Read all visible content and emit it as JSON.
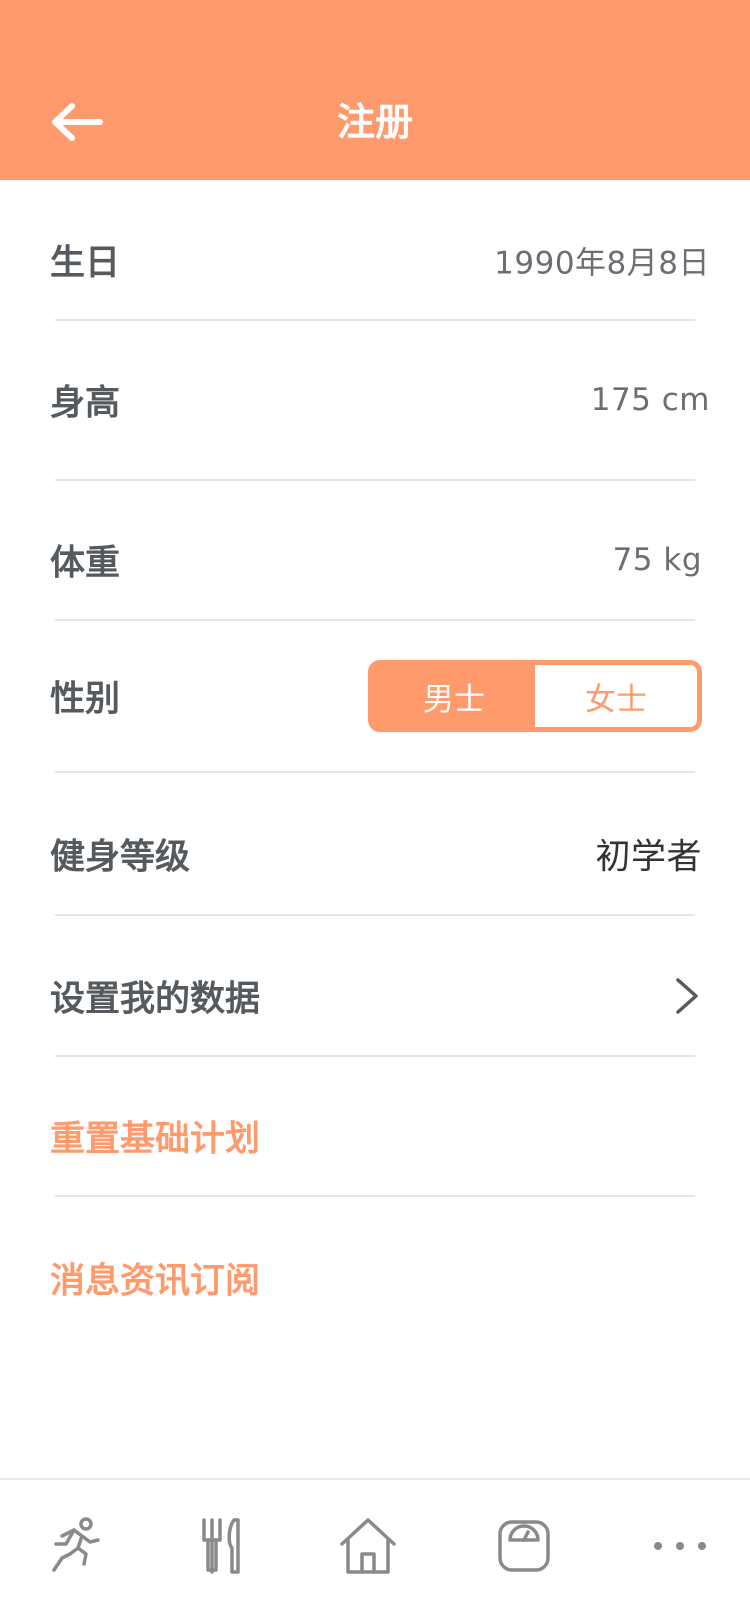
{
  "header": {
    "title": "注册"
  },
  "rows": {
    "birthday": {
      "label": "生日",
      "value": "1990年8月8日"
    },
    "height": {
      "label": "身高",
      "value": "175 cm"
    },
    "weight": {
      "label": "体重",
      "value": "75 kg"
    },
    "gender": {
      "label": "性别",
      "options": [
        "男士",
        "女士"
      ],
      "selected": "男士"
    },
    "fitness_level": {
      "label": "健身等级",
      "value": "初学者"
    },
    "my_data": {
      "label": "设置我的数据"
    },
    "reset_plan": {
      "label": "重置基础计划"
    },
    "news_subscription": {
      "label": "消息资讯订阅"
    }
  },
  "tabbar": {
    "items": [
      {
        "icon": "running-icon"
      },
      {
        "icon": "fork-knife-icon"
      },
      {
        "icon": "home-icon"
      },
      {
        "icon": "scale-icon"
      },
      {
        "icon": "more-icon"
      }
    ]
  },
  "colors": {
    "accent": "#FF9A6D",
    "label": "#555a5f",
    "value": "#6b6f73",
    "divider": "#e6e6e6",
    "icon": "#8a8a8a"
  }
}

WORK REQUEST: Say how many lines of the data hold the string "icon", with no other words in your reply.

SOLVED EXERCISE: 6